The webinar deals with the potential of museums to contribute to public health. Many museum staff intuitively believe museums make a positive contribution to people’s health and well being, and are increasingly developing activities and projects which seek to enhance their impact.
This webinar aims to look beyond individual projects and to make a strategic assessment of the potential contribution of museums to human well being. It reviews the evidence for the health benefits of museum visiting, in the context of a broad history of how museums have related to public health in the past 150 years. Some public health academics argue that their field needs to enter a new phase in order to address the diseases of modernity (obesity, mental ill-health, loneliness). This new phase will require a more holistic approach based on fostering social trust and inclusive narratives which enhance people’s sense of leading meaningful lives. The webinar concludes with an assessment of the potential of museums to contribute to this emerging approach to public health.

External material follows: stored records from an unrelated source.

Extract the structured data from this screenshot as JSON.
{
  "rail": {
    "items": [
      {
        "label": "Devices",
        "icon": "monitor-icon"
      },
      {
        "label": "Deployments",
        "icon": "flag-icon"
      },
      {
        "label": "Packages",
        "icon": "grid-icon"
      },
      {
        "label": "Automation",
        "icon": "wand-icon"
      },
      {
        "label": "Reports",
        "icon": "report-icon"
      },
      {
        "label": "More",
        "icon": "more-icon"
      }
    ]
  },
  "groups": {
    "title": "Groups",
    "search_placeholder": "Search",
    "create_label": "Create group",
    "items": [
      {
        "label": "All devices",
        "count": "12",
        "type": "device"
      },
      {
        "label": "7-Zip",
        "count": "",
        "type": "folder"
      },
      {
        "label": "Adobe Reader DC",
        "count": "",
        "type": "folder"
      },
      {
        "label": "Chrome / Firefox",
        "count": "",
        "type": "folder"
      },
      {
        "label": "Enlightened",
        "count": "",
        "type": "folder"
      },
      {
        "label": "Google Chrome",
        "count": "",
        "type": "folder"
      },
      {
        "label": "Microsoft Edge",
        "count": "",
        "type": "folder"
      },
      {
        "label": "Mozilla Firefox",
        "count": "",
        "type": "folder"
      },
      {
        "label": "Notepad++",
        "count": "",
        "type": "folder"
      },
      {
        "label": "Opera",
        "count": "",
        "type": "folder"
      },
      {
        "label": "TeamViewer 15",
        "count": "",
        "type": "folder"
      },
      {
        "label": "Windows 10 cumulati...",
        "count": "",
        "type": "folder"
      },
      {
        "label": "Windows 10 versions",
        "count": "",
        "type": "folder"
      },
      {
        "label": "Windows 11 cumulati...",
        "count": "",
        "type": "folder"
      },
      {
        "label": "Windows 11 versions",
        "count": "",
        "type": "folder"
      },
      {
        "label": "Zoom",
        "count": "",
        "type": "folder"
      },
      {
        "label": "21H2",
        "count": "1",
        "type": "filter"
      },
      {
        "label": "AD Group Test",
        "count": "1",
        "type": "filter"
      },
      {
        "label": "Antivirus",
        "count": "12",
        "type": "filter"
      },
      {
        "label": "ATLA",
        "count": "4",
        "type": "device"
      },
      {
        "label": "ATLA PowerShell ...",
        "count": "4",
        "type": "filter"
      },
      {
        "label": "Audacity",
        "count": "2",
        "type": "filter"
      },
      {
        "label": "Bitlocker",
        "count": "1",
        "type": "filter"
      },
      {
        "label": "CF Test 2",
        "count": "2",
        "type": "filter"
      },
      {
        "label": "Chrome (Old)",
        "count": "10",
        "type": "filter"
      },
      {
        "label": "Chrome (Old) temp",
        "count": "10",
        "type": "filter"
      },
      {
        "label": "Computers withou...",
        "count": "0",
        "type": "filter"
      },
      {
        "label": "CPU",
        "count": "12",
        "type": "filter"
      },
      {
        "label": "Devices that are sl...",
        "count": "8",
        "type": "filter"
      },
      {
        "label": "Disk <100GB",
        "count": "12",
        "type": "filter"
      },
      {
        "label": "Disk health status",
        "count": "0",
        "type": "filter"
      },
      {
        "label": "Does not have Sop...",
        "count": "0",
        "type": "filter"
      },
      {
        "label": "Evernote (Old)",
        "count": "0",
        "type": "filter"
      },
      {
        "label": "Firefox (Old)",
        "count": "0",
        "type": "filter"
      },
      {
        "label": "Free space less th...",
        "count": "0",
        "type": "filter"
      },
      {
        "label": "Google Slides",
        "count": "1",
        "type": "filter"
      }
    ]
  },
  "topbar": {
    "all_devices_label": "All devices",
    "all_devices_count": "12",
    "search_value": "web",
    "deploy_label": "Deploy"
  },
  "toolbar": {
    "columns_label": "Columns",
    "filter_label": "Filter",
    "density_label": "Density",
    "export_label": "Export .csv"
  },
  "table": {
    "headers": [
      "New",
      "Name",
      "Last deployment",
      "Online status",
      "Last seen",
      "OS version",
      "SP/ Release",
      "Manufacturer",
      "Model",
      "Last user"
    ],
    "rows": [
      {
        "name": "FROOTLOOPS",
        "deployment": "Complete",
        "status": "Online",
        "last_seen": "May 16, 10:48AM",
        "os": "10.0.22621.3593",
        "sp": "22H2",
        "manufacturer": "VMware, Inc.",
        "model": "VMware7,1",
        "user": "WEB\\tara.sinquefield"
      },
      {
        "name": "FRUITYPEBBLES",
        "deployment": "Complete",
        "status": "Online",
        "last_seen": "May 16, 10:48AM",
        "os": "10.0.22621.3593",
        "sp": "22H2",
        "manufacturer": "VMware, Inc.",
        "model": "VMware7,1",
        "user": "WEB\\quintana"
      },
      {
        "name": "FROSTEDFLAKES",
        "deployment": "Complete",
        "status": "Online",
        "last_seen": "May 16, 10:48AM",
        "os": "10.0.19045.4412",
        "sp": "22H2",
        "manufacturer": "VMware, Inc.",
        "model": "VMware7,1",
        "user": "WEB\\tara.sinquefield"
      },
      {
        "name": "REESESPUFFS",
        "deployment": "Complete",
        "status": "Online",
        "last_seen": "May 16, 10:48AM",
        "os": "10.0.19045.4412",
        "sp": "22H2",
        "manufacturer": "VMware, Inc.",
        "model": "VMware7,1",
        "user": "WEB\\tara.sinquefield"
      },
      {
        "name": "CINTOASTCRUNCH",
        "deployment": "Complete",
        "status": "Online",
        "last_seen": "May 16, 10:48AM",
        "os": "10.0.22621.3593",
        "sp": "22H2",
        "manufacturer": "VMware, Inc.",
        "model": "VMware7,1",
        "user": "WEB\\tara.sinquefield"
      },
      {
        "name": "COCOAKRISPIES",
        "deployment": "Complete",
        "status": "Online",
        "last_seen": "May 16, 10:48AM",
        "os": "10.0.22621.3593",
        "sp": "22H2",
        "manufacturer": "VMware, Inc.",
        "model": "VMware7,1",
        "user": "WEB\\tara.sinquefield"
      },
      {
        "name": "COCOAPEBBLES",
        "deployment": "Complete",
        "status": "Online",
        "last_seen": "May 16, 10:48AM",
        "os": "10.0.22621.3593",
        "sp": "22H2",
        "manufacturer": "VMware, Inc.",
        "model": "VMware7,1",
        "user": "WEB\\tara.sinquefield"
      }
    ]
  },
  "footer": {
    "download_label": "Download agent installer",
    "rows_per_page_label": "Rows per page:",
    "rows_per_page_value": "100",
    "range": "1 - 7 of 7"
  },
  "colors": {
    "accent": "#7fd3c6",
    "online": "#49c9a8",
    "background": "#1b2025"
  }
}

Mark O’Neill is the former director of Policy & Research for Glasgow Life, the charity which delivers arts, museums, libraries and sports services for the City of Glasgow. Mark worked in various positions in museums in Glasgow after moving there in 1985, serving as Head of Glasgow Museums from 1998-2009. During this period he led the teams who set up the St Mungo Museum of Religious Life and Art, one of only five multi-faith museums in the world and refurbished Kelvingrove Art Gallery & Museum. He also wrote the masterplan for the Zaha Hadid-designed Riverside Museum (European Museum of the Year 2012). He is particularly interested in the social purposes of cultural institutions, in people’s motivations to take part in cultural activities and in the health benefits of cultural participation.
Watch the full presentation below.